Some members of the School Nutrition Association, including some of the “lunch ladies” who are trying to serve up healthier meals every school day, beg to differ. They have asked Congress to provide more flexibility for implementation.
Patty Montague, CEO of the School Nutrition Association, says her members are “really dedicated to feeding kids across this country as they have for more than 70 years now. We believe in healthy food and we support the Healthy, Hunger-Free Kids Act. But the regulations are making it very, very difficult for many of them to implement.
“We are looking for some relief and some flexibility, so that we can get numbers of participation back up to where it used to be and help grow it so kids are eating these healthy meals in school,” Montague added.
“We are not about gutting the program,” she emphasized.
Nationwide, student participation in the National School Lunch Program declined by 1.2 million students from school year 2010-2011 through school year 2012-2013, after having increased steadily for many years,” noted the Government Accountability Office in a report earlier this year.
State and local officials reported that the changes to lunch content and nutrition requirements, as well as other factors, influenced student participation, according to GAO.
Precursor to a larger food fight?
Interviews with a number of food industry insiders—well as lawmakers and lobbyists—indicate that the waiver included in the appropriations bill might only be the beginning of a larger discussion on child nutrition and ultimately, a much larger food fight.
Indeed, the child nutrition law requiring the school lunch rules –the Healthy Hunger-Free Kids Act of 2010—is up for reauthorization in 2015. The Senate Agriculture Committee, chaired by Sen. Debbie Stabenow, D-MI, recently held its first hearing on the bill.
Oversight of HHFKA in the House is in the authority of the Education and the Workforce Committee. That body’s ranking member, George Miller, D-CA, is a perennial supporter of stricter school lunch guidelines. He’s also retiring at the end of the year.
Opponents of the waiver say other attempts may follow to weaken guidelines authorized by the child nutrition legislation, including rules for the Smart Snacks in Schools program (which regulates “competitive foods” sold in school vending machines, a la carte and in school stores and the Special Supplemental Nutrition Program for Women, Infants, and Children, among others).
On the other side of the issue, SNA says it will probably continue the effort it started with the appropriations waiver push.

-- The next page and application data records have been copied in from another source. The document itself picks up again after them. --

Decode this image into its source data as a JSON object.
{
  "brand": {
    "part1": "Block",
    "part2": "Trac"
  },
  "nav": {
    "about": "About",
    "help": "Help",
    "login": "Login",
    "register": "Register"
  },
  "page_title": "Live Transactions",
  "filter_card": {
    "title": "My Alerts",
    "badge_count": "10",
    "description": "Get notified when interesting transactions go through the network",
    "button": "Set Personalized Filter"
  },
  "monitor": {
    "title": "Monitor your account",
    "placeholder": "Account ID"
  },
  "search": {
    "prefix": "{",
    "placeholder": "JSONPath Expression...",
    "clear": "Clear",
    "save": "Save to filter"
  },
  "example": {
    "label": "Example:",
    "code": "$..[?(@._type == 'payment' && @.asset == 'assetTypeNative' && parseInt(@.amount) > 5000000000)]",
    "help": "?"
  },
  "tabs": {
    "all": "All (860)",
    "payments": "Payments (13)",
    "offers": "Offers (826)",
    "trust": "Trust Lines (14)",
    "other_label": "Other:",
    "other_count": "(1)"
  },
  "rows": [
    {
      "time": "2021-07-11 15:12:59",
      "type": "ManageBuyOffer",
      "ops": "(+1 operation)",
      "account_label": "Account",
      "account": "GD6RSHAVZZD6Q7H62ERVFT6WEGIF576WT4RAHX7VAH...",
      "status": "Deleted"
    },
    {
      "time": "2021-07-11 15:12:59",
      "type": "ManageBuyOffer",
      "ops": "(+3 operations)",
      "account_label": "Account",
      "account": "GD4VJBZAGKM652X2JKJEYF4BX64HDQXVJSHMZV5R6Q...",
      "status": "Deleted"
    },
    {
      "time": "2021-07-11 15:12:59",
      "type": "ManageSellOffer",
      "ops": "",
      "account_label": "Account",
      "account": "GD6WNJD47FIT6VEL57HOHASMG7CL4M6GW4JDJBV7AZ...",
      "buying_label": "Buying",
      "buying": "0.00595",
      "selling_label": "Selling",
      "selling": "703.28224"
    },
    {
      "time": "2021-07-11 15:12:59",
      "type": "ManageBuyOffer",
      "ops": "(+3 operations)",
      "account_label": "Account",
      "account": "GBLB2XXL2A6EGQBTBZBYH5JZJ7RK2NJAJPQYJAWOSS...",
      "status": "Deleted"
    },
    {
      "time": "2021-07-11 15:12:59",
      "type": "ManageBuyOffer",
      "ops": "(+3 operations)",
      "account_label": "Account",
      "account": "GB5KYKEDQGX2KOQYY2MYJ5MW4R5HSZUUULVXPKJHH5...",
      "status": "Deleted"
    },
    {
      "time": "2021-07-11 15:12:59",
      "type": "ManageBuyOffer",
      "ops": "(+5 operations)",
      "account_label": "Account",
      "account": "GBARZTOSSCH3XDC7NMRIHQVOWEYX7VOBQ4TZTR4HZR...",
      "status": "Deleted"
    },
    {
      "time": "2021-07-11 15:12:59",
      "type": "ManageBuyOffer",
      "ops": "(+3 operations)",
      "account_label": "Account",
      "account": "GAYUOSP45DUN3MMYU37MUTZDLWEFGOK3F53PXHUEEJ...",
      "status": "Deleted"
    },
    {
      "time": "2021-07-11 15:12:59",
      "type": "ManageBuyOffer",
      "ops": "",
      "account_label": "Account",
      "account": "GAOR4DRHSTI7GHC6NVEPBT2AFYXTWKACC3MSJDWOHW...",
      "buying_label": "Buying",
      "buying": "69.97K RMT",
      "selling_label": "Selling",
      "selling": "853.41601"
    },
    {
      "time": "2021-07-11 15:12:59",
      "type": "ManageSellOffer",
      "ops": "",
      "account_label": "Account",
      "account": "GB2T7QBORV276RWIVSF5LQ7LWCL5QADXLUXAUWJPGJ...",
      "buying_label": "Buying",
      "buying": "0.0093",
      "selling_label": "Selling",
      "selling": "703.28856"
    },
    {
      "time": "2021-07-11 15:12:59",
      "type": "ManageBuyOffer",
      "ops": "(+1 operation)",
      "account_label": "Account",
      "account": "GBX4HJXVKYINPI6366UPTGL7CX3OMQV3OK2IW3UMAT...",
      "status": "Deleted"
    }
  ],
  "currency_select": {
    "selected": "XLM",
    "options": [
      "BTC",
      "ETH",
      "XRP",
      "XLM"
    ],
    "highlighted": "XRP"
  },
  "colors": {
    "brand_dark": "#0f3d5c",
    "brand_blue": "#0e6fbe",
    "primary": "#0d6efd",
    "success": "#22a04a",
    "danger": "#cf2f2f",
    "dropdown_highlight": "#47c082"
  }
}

The organization, which represents 55,000 school nutrition professionals, hopes to provide schools with more flexibility in dealing with government nutrition guidelines. In the group’s 2014 policy paper—which it says grows organically out of consultations with its membership—SNA advocates for a reduction in the required whole-grain rich requirements, abatement in sodium reductions until the issue has been studied more thoroughly, and the removal of the requirement that all students select a half a cup serving of a fruit or vegetable as part of reimbursable breakfast or lunch program.
“There’s a good chance that those [policy points not resolved in appropriations] will move to the next paper (for 2015),” said Cathy Schuchart, vice president of SNA’s Child Nutrition and Policy Center.
The sodium issue, particularly, will be one to watch. The Dietary Guidelines for Americans, a policy document overseen by the Department of Health and Human Services but supported by U.S. Department of Agriculture, will be updated in 2015—and those updates could include game-changing recommendations on sodium. That revision could change the guidelines coming out of HHFKA, said policy analyst Roger Szemraj, a principal at OFW Law.
Another issue to watch: potatoes. Both the House and Senate Appropriations marks would allow WIC participants to purchase white potatoes, which some health advocates say allow beneficiaries to dodge better-for-you vegetables, like leafy greens. The child nutrition reauthorization could change that rule permanently.
Editor’s note: Agri-Pulse Editor Sara Wyant can be reached at www.agri-pulse.com.